The Academy of Ancient Music does a wonderfully and good performance playing the pieces by Vivaldi one seldom hears and they are precious and surprising heart-touching compositions in the inimicable style of the enthusiastic Antonio. Good purchase of 6 CDs!
This six-CD box set brings together four major concerto sets composed including the most famous Il Cimento dell'Armonia e l'Invenzione awarded pride of place.
The eminently reliable Academy of Ancient Music play their period instruments with consummate zest under their charismatic conductor Christopher Hogwood and these sets date back to the early digital cum late analogue days when the fabled 'L'Oiseau-Lyre' label still produced those lavishly packaged boxes with their distinctive white covers and the wonderful paintings.
This set of Brandenburg concertos is based upon the original Cöthen edition, and not the more often recorded final version which Bach sent to the Margrave of Brandenburg in 1721.
The main difference between the two versions is that in the Cöthen edition, being an early draft, the third movement of #1 is omitted; the fourth movement thus becomes the third movement and is itself abridged. Likewise, the pyrotechnic, crowd-goes-wild harpsichord solo in the first movement of #5 appears here abbreviated and tamed.
When Richard Maunder's editions get together with Christopher Hogwood and co, you know instantly that the result will be spot on. The sound of the boy treble line (singing alto as well) is earthy yet in tune, and well complemented by the strong lower parts. The orchestra is supportive yet unobtrusive. The dynamics and phrasing are all well chosen and executed. The choice of soloists is inspired, especially Arleen Auger - such a beautiful voice. It is just a pity that there is not more on the disc - some have argued in the 'Dona ut Kyrie' tradition that an Agnus Dei could be tacked on at the end using the music of the Kyrie. An excellent recording.
Led by Christopher Hogwood, the Academy of Ancient Music has made many renowned recordings of Handel's music-particularly the oratorios. The beloved Messiah heads up this 8-CD set, followed by Esther; La Resurezzione , and, making its return to the international catalog after an absence of several years, the 1985 recording of Athalia -with none other than Joan Sutherland in the title role! Recorded in London, 1979-85.

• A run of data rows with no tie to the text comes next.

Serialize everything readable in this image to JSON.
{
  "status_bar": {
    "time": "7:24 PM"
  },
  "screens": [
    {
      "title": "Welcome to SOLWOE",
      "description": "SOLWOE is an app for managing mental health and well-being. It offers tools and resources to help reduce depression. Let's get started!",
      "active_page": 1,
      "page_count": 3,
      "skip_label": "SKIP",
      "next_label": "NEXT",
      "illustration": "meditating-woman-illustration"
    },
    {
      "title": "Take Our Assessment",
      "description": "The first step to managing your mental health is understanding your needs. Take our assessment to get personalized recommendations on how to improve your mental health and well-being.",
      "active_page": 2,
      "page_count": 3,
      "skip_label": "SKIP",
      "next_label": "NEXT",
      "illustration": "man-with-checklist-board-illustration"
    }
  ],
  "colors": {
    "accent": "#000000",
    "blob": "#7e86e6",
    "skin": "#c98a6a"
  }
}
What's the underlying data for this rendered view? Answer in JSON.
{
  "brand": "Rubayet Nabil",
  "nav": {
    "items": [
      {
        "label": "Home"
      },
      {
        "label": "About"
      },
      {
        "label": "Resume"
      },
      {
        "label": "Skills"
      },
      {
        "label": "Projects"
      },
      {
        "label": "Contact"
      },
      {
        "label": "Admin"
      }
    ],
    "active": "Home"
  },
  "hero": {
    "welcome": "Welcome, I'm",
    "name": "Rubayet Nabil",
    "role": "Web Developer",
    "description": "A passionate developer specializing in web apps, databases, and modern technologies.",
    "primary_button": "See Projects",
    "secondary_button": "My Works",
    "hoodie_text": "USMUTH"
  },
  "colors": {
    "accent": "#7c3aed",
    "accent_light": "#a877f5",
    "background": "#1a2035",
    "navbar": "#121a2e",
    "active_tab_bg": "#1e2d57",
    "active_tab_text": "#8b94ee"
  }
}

Classical music is one of the greatest joys in life. Opera on the other hand, is often too melodramatic to stomach. But there is nothing more enchanting than an Aria. On this 2 CD set, Emma Kirkby sings in sweet exultation. Her voice expresses power and agility yet a limpid tranquility. Clarity is the greatest achievement of any musician. With the aid of precision accompaniment on period instruments, shameless perfection is delivered. She soothes the soul longing for beauty. Her marvelous Soprano is rendered on 25 tracks in this eclectic ensemble. If you are a champion of Handel or a devotee of Mozart, you should not hesitate to purchase this CD. Emma Kirkby will have you beaming with delight and pining for more. Surely it will be one of the brightest of your collection.
The concerto offers a kind of unique excitement no other instrumental music can match. Where a symphony enthralls us with its thematic variations and development, a concerto gives us human drama - the exhilaration of a soloist or group of soloists ringing forth against the mass of the orchestra.
Documentary following concert pianist Leif Ove Andsnes as he attempts, in a series of worldwide performances, to interpret one of the greatest sets of works for piano ever written - Beethoven's five piano concertos. However, the film is more than a portrait of a famous musician on tour - it is an exploration into Ludwig van Beethoven's life as revealed by these five masterworks. The relationship between the composer and his world is mirrored by the relationship between the pianist and orchestra in these concertos. Andsnes offers rare insights into the mind of a world-class pianist and access to his personal and professional life. Against the background of Leif Ove playing these pieces, we also peel back the myths of Beethoven's life - from prodigious talent in Vienna to greatest composer alive by the time he wrote the fifth concerto.